We must go to Greece by sea: and the sea voyage is most instructive. There is a long, lonely, restless stretch of sea, some 400 miles broad between the coast of Sicily and sight of the mountains of Attica. When the vast pinnacle of Aetna, with its trailing pennon of smoke, a pinnacle which hour after hour seems to rise in the sky, at last fades out of sight in the west, a long reach of unbroken sea has to be ploughed. Long before we sight the mountains of Taygetus or the headlands of Taenarum or Malea, between which lies the vale of 'Hollow Lacedæmon,' one has come to realise that we have left Europe far behind and are entering on the land of the rising sun. The old saw ran -- 'When you have passed Cape Malea, make your will and say farewell to your kindred.' That is no longer necessary or even prudent. But by the time that we have rounded Cape Malea and are steering north-east instead of south-east, it breaks upon us that we have left Europe some distance behind us.
Whatever geographers may pretend, there is not any such country as Greece -- and there never was. There is no definitely marked portion of Europe inhabited by a people politically and socially one, with national traditions and habits. There is not now, and there never has been in ancient or in modern times. If we take a list of the illustrious Greeks of antiquity, we shall find that far the larger part of them belonged not to continental Greece proper, but to Greek communities spread out over the world from the coast of Spain to the banks of the Euphrates, from the Euxine to the coast of Africa. There is now a Greek language, a Greek church, a Greek nationality, possibly to some degree, but very doubtfully, a Greek race, spread over many countries, over a thousand islands, mingled with other races, languages, and countries; subdivided, dispersed, and scattered over more than a thousand miles. All good Greeks would be scandalised if Crete was not included in Greece -- Crete where they say true Hellenes survive. And if Crete, why not Rhodes, why not Cyprus, why not Smyrna, Chios, Lesbos, and the other islands of the Archipelago? Till Athens lately became populous, there were more Greeks in Constantinople than in Athens, and it is always said of a purer Hellenic descent. And no other Greek town except Athens and Piraeus contains as many Greeks as there are in Smyrna, or Alexandria, perhaps in Trieste, or London. Where does Greece begin and end? All genuine Greeks deny with indignation that Greece is limited by the present frontiers of the actual kingdom. What are its local limits? Every true Hellene, and every Philhellene states them in a different way.
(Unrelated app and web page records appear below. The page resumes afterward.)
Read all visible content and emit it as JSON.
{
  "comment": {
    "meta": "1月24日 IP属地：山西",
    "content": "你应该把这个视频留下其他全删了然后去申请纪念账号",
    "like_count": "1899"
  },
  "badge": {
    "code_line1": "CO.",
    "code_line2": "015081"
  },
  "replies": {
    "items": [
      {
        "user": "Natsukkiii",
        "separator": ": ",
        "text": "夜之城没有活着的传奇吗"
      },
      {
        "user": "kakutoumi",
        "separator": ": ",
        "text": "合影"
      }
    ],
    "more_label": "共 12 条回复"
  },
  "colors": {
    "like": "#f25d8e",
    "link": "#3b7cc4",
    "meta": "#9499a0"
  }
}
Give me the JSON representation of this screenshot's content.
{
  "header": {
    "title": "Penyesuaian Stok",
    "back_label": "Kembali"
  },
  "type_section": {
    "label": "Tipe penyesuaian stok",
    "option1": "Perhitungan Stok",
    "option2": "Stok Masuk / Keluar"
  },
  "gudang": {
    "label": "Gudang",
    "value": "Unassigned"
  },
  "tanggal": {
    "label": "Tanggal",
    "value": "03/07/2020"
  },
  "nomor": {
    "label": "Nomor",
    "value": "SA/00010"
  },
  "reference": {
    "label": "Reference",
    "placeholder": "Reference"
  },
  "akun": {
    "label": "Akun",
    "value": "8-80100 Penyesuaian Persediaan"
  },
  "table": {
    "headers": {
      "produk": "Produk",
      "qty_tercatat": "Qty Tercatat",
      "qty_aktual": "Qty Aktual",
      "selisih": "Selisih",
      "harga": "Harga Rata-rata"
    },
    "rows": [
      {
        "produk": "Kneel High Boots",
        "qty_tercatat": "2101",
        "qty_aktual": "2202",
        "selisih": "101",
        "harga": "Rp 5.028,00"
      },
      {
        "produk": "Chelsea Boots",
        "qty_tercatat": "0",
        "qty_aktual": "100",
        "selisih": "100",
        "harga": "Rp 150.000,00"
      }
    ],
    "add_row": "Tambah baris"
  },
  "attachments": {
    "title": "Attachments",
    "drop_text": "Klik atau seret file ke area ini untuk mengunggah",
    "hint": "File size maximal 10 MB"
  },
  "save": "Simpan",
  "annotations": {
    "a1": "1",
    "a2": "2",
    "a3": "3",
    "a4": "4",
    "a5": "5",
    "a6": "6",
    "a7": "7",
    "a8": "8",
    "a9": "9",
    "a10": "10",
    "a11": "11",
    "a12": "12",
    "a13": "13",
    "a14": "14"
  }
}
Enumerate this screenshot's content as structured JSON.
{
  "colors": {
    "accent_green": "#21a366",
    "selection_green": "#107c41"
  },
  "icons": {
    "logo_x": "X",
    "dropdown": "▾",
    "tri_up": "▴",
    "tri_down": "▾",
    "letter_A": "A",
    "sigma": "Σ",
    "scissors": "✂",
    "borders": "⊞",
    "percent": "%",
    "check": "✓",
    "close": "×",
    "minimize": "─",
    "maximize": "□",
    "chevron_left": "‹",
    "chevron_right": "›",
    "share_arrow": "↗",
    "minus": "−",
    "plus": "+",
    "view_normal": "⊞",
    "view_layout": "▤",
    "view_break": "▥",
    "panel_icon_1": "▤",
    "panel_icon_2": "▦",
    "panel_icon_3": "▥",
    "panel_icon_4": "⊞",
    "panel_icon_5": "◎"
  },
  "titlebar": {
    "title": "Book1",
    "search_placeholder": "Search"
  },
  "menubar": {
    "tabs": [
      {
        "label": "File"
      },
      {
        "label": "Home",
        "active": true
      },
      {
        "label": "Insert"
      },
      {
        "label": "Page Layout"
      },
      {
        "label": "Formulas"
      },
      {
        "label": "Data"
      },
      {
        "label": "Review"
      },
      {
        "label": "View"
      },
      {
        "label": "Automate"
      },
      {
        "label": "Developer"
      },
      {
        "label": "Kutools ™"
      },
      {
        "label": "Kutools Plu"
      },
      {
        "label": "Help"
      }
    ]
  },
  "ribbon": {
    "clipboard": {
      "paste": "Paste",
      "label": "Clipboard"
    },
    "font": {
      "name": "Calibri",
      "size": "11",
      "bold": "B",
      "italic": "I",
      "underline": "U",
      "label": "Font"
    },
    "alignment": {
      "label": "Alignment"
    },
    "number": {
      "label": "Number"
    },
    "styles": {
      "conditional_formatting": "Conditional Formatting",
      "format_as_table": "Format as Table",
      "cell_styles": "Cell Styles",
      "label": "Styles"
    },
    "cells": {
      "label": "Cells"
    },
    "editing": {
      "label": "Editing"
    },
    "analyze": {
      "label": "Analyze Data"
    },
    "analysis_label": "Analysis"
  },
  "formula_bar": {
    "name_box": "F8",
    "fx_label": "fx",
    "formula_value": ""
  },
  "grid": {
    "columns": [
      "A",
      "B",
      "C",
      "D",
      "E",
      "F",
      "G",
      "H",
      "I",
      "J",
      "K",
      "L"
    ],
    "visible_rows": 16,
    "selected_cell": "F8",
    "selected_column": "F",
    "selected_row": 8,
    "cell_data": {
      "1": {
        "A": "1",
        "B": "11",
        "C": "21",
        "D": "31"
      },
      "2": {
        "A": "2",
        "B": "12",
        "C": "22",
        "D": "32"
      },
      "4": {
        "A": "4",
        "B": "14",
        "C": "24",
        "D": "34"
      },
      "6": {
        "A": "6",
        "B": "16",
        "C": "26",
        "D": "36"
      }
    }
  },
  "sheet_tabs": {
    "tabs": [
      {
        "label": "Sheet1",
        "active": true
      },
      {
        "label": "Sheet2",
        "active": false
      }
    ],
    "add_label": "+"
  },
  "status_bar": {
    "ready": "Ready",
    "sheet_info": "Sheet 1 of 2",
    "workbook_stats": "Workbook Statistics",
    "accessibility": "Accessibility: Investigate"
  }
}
A Greek orator addressing the people of Athens talks not of their country, but of Hellenismus or Panhellenism, that is, the common aspirations of the so-called Greek race. Greece may mean a nation; it cannot mean a country.
Until we see Greece we hardly realise that Greece is practically all mountains, tremendous, bare, precipitous mountains, with hardly any real plains of any size except at extreme points. The islands are so numerous and so close to the mainland that they practically form part of it. They are mere tops of mountains rising out of the sea. And it is much easier to pass from one island to another, than from one point of the mainland to another a few miles off. In sailing across the Aegean Sea, from the time we sight Cape Taenarum (Matapan) until we reach the Bosphorus, some 500 miles, we never lose sight of mountains towering out of the sea. From Taenarum we can see the mountains of Crete 100 miles off; and in passing up the Archipelago, we see on one side the islands and mainland of Asia Minor on the East, and the islands and mainland of European Greece on the West. Hence, the whole of Greece, mainland and islands together, looks not like a definite country such as Italy, Spain, France, or England, but a long chain of Alps or Andes, half submerged in the Eastern Mediterranean, and thrusting a thousand bare and jagged peaks to form islands in the sea.